(Excerpts from a dataset)
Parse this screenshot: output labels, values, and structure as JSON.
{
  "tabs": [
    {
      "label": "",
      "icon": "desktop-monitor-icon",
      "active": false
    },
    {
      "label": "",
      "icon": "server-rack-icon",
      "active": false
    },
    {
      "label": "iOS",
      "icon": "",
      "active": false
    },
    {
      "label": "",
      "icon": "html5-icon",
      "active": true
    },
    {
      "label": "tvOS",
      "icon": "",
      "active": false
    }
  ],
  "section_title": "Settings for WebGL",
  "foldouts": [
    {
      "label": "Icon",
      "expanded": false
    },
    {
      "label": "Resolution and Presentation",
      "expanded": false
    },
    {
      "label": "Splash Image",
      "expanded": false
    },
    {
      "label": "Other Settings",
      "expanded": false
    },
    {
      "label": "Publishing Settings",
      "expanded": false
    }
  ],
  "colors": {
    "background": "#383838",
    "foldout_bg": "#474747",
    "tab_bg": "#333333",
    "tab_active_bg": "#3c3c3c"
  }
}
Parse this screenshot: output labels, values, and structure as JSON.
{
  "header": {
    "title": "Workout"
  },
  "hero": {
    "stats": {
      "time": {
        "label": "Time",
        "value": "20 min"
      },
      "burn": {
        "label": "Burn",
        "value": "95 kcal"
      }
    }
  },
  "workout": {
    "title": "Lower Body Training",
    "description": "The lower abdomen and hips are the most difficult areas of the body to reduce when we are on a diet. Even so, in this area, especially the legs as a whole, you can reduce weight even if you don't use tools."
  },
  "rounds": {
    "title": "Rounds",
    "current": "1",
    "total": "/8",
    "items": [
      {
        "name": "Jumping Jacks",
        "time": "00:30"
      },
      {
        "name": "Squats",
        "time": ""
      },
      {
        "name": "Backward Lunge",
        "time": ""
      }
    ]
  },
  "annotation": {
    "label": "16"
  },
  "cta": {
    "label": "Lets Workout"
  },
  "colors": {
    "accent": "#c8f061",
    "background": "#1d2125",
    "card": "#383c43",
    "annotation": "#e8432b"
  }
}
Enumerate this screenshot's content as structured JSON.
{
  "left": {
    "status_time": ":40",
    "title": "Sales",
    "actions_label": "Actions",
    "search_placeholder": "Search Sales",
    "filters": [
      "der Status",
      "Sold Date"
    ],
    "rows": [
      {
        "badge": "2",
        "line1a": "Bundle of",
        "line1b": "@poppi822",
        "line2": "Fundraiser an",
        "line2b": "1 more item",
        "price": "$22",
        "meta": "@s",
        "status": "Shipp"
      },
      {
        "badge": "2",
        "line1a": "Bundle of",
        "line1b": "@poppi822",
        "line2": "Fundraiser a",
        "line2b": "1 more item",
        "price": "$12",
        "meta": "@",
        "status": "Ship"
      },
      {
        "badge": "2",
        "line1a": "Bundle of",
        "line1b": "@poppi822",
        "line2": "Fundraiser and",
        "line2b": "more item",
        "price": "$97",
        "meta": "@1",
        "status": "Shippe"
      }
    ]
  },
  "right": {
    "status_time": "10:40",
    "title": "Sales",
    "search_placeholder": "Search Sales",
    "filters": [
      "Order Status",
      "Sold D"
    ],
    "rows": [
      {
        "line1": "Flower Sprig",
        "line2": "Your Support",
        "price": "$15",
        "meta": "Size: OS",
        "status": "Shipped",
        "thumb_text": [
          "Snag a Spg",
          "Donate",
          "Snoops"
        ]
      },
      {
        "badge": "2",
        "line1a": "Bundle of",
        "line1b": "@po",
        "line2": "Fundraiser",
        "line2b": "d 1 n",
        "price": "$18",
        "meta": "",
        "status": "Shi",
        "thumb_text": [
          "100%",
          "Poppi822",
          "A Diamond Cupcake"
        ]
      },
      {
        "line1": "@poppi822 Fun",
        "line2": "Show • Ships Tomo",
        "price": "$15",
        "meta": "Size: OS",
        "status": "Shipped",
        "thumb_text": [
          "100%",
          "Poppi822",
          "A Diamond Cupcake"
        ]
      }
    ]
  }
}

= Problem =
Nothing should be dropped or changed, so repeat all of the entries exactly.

= Your solution =
Parse this screenshot: output labels, values, and structure as JSON.
{
  "tabs": [
    {
      "label": "",
      "icon": "desktop-monitor-icon",
      "active": false
    },
    {
      "label": "",
      "icon": "server-rack-icon",
      "active": false
    },
    {
      "label": "iOS",
      "icon": "",
      "active": false
    },
    {
      "label": "",
      "icon": "html5-icon",
      "active": true
    },
    {
      "label": "tvOS",
      "icon": "",
      "active": false
    }
  ],
  "section_title": "Settings for WebGL",
  "foldouts": [
    {
      "label": "Icon",
      "expanded": false
    },
    {
      "label": "Resolution and Presentation",
      "expanded": false
    },
    {
      "label": "Splash Image",
      "expanded": false
    },
    {
      "label": "Other Settings",
      "expanded": false
    },
    {
      "label": "Publishing Settings",
      "expanded": false
    }
  ],
  "colors": {
    "background": "#383838",
    "foldout_bg": "#474747",
    "tab_bg": "#333333",
    "tab_active_bg": "#3c3c3c"
  }
}
Parse this screenshot: output labels, values, and structure as JSON.
{
  "header": {
    "title": "Workout"
  },
  "hero": {
    "stats": {
      "time": {
        "label": "Time",
        "value": "20 min"
      },
      "burn": {
        "label": "Burn",
        "value": "95 kcal"
      }
    }
  },
  "workout": {
    "title": "Lower Body Training",
    "description": "The lower abdomen and hips are the most difficult areas of the body to reduce when we are on a diet. Even so, in this area, especially the legs as a whole, you can reduce weight even if you don't use tools."
  },
  "rounds": {
    "title": "Rounds",
    "current": "1",
    "total": "/8",
    "items": [
      {
        "name": "Jumping Jacks",
        "time": "00:30"
      },
      {
        "name": "Squats",
        "time": ""
      },
      {
        "name": "Backward Lunge",
        "time": ""
      }
    ]
  },
  "annotation": {
    "label": "16"
  },
  "cta": {
    "label": "Lets Workout"
  },
  "colors": {
    "accent": "#c8f061",
    "background": "#1d2125",
    "card": "#383c43",
    "annotation": "#e8432b"
  }
}
Enumerate this screenshot's content as structured JSON.
{
  "left": {
    "status_time": ":40",
    "title": "Sales",
    "actions_label": "Actions",
    "search_placeholder": "Search Sales",
    "filters": [
      "der Status",
      "Sold Date"
    ],
    "rows": [
      {
        "badge": "2",
        "line1a": "Bundle of",
        "line1b": "@poppi822",
        "line2": "Fundraiser an",
        "line2b": "1 more item",
        "price": "$22",
        "meta": "@s",
        "status": "Shipp"
      },
      {
        "badge": "2",
        "line1a": "Bundle of",
        "line1b": "@poppi822",
        "line2": "Fundraiser a",
        "line2b": "1 more item",
        "price": "$12",
        "meta": "@",
        "status": "Ship"
      },
      {
        "badge": "2",
        "line1a": "Bundle of",
        "line1b": "@poppi822",
        "line2": "Fundraiser and",
        "line2b": "more item",
        "price": "$97",
        "meta": "@1",
        "status": "Shippe"
      }
    ]
  },
  "right": {
    "status_time": "10:40",
    "title": "Sales",
    "search_placeholder": "Search Sales",
    "filters": [
      "Order Status",
      "Sold D"
    ],
    "rows": [
      {
        "line1": "Flower Sprig",
        "line2": "Your Support",
        "price": "$15",
        "meta": "Size: OS",
        "status": "Shipped",
        "thumb_text": [
          "Snag a Spg",
          "Donate",
          "Snoops"
        ]
      },
      {
        "badge": "2",
        "line1a": "Bundle of",
        "line1b": "@po",
        "line2": "Fundraiser",
        "line2b": "d 1 n",
        "price": "$18",
        "meta": "",
        "status": "Shi",
        "thumb_text": [
          "100%",
          "Poppi822",
          "A Diamond Cupcake"
        ]
      },
      {
        "line1": "@poppi822 Fun",
        "line2": "Show • Ships Tomo",
        "price": "$15",
        "meta": "Size: OS",
        "status": "Shipped",
        "thumb_text": [
          "100%",
          "Poppi822",
          "A Diamond Cupcake"
        ]
      }
    ]
  }
}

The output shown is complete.